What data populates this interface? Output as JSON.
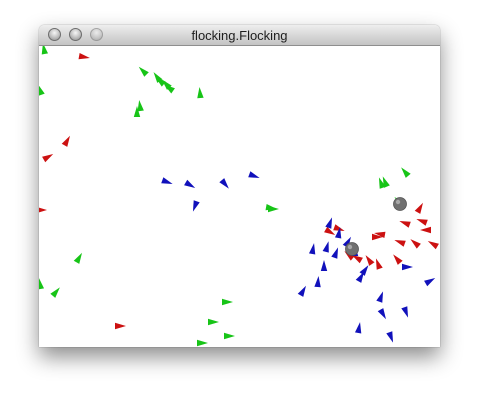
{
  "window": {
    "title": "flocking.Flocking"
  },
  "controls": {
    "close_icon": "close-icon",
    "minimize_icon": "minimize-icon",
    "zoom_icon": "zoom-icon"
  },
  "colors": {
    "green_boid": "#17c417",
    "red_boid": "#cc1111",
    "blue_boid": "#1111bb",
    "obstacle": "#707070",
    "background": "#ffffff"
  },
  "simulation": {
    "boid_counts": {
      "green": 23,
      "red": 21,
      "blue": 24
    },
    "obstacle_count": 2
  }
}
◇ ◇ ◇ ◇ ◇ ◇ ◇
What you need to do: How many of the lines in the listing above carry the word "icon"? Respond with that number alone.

Answer area: 3